BEGIN STORED DATA

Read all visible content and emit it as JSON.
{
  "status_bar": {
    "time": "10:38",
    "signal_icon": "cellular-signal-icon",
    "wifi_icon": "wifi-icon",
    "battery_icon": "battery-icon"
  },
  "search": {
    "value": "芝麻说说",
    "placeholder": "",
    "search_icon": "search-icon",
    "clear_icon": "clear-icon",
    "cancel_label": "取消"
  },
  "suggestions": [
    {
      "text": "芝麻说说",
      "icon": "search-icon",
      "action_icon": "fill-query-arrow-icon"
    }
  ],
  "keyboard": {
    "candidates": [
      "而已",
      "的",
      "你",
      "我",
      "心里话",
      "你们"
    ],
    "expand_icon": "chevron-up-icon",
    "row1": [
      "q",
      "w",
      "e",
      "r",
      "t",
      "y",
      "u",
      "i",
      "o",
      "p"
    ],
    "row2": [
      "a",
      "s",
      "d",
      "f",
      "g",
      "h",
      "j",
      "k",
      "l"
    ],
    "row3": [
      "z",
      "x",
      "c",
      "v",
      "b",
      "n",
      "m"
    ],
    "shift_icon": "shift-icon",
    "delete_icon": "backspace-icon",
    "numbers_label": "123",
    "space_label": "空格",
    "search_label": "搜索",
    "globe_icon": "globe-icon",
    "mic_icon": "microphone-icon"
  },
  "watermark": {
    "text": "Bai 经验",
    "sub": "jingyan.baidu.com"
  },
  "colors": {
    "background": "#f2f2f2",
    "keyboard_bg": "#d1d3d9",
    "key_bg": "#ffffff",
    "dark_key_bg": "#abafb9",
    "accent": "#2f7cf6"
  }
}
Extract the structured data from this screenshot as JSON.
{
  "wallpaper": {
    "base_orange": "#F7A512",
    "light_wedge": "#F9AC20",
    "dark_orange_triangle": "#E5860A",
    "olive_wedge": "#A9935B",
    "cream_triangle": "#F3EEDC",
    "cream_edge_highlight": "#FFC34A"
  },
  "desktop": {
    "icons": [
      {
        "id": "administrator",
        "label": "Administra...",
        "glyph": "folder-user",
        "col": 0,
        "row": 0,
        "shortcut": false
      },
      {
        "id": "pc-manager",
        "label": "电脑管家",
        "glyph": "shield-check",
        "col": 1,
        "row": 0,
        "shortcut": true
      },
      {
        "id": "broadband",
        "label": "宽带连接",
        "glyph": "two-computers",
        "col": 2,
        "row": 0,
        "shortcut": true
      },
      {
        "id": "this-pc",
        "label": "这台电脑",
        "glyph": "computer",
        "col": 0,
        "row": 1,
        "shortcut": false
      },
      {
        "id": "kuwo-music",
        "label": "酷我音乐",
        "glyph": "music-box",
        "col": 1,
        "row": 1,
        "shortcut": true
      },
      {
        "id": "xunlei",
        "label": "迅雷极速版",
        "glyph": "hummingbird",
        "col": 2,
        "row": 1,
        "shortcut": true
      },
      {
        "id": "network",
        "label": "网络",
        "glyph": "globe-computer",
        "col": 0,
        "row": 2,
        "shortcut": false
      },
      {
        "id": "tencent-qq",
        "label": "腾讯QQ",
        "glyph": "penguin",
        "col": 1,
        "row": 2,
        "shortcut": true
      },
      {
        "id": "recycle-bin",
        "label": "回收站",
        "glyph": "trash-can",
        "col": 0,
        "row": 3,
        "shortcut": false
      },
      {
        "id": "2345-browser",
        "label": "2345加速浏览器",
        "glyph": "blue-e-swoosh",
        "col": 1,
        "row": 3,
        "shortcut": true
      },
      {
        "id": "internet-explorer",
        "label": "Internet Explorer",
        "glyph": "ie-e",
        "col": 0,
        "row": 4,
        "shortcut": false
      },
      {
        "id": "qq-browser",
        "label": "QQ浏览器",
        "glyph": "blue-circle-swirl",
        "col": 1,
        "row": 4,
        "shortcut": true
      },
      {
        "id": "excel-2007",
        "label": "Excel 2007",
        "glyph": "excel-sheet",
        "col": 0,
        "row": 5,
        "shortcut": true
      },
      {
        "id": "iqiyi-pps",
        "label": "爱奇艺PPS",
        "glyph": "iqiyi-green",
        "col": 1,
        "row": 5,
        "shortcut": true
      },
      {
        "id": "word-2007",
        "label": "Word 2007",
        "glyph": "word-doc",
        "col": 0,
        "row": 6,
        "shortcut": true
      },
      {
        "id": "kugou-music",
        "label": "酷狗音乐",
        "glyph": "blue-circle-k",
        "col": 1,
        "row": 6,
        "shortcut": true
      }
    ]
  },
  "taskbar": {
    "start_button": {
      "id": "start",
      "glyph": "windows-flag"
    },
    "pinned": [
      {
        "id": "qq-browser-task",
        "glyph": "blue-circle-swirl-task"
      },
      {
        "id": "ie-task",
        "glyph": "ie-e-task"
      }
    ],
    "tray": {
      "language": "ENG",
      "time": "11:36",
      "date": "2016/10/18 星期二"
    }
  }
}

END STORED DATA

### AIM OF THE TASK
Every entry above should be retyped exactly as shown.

### RESULT FOR THIS TASK
Read all visible content and emit it as JSON.
{
  "status_bar": {
    "time": "10:38",
    "signal_icon": "cellular-signal-icon",
    "wifi_icon": "wifi-icon",
    "battery_icon": "battery-icon"
  },
  "search": {
    "value": "芝麻说说",
    "placeholder": "",
    "search_icon": "search-icon",
    "clear_icon": "clear-icon",
    "cancel_label": "取消"
  },
  "suggestions": [
    {
      "text": "芝麻说说",
      "icon": "search-icon",
      "action_icon": "fill-query-arrow-icon"
    }
  ],
  "keyboard": {
    "candidates": [
      "而已",
      "的",
      "你",
      "我",
      "心里话",
      "你们"
    ],
    "expand_icon": "chevron-up-icon",
    "row1": [
      "q",
      "w",
      "e",
      "r",
      "t",
      "y",
      "u",
      "i",
      "o",
      "p"
    ],
    "row2": [
      "a",
      "s",
      "d",
      "f",
      "g",
      "h",
      "j",
      "k",
      "l"
    ],
    "row3": [
      "z",
      "x",
      "c",
      "v",
      "b",
      "n",
      "m"
    ],
    "shift_icon": "shift-icon",
    "delete_icon": "backspace-icon",
    "numbers_label": "123",
    "space_label": "空格",
    "search_label": "搜索",
    "globe_icon": "globe-icon",
    "mic_icon": "microphone-icon"
  },
  "watermark": {
    "text": "Bai 经验",
    "sub": "jingyan.baidu.com"
  },
  "colors": {
    "background": "#f2f2f2",
    "keyboard_bg": "#d1d3d9",
    "key_bg": "#ffffff",
    "dark_key_bg": "#abafb9",
    "accent": "#2f7cf6"
  }
}
Extract the structured data from this screenshot as JSON.
{
  "wallpaper": {
    "base_orange": "#F7A512",
    "light_wedge": "#F9AC20",
    "dark_orange_triangle": "#E5860A",
    "olive_wedge": "#A9935B",
    "cream_triangle": "#F3EEDC",
    "cream_edge_highlight": "#FFC34A"
  },
  "desktop": {
    "icons": [
      {
        "id": "administrator",
        "label": "Administra...",
        "glyph": "folder-user",
        "col": 0,
        "row": 0,
        "shortcut": false
      },
      {
        "id": "pc-manager",
        "label": "电脑管家",
        "glyph": "shield-check",
        "col": 1,
        "row": 0,
        "shortcut": true
      },
      {
        "id": "broadband",
        "label": "宽带连接",
        "glyph": "two-computers",
        "col": 2,
        "row": 0,
        "shortcut": true
      },
      {
        "id": "this-pc",
        "label": "这台电脑",
        "glyph": "computer",
        "col": 0,
        "row": 1,
        "shortcut": false
      },
      {
        "id": "kuwo-music",
        "label": "酷我音乐",
        "glyph": "music-box",
        "col": 1,
        "row": 1,
        "shortcut": true
      },
      {
        "id": "xunlei",
        "label": "迅雷极速版",
        "glyph": "hummingbird",
        "col": 2,
        "row": 1,
        "shortcut": true
      },
      {
        "id": "network",
        "label": "网络",
        "glyph": "globe-computer",
        "col": 0,
        "row": 2,
        "shortcut": false
      },
      {
        "id": "tencent-qq",
        "label": "腾讯QQ",
        "glyph": "penguin",
        "col": 1,
        "row": 2,
        "shortcut": true
      },
      {
        "id": "recycle-bin",
        "label": "回收站",
        "glyph": "trash-can",
        "col": 0,
        "row": 3,
        "shortcut": false
      },
      {
        "id": "2345-browser",
        "label": "2345加速浏览器",
        "glyph": "blue-e-swoosh",
        "col": 1,
        "row": 3,
        "shortcut": true
      },
      {
        "id": "internet-explorer",
        "label": "Internet Explorer",
        "glyph": "ie-e",
        "col": 0,
        "row": 4,
        "shortcut": false
      },
      {
        "id": "qq-browser",
        "label": "QQ浏览器",
        "glyph": "blue-circle-swirl",
        "col": 1,
        "row": 4,
        "shortcut": true
      },
      {
        "id": "excel-2007",
        "label": "Excel 2007",
        "glyph": "excel-sheet",
        "col": 0,
        "row": 5,
        "shortcut": true
      },
      {
        "id": "iqiyi-pps",
        "label": "爱奇艺PPS",
        "glyph": "iqiyi-green",
        "col": 1,
        "row": 5,
        "shortcut": true
      },
      {
        "id": "word-2007",
        "label": "Word 2007",
        "glyph": "word-doc",
        "col": 0,
        "row": 6,
        "shortcut": true
      },
      {
        "id": "kugou-music",
        "label": "酷狗音乐",
        "glyph": "blue-circle-k",
        "col": 1,
        "row": 6,
        "shortcut": true
      }
    ]
  },
  "taskbar": {
    "start_button": {
      "id": "start",
      "glyph": "windows-flag"
    },
    "pinned": [
      {
        "id": "qq-browser-task",
        "glyph": "blue-circle-swirl-task"
      },
      {
        "id": "ie-task",
        "glyph": "ie-e-task"
      }
    ],
    "tray": {
      "language": "ENG",
      "time": "11:36",
      "date": "2016/10/18 星期二"
    }
  }
}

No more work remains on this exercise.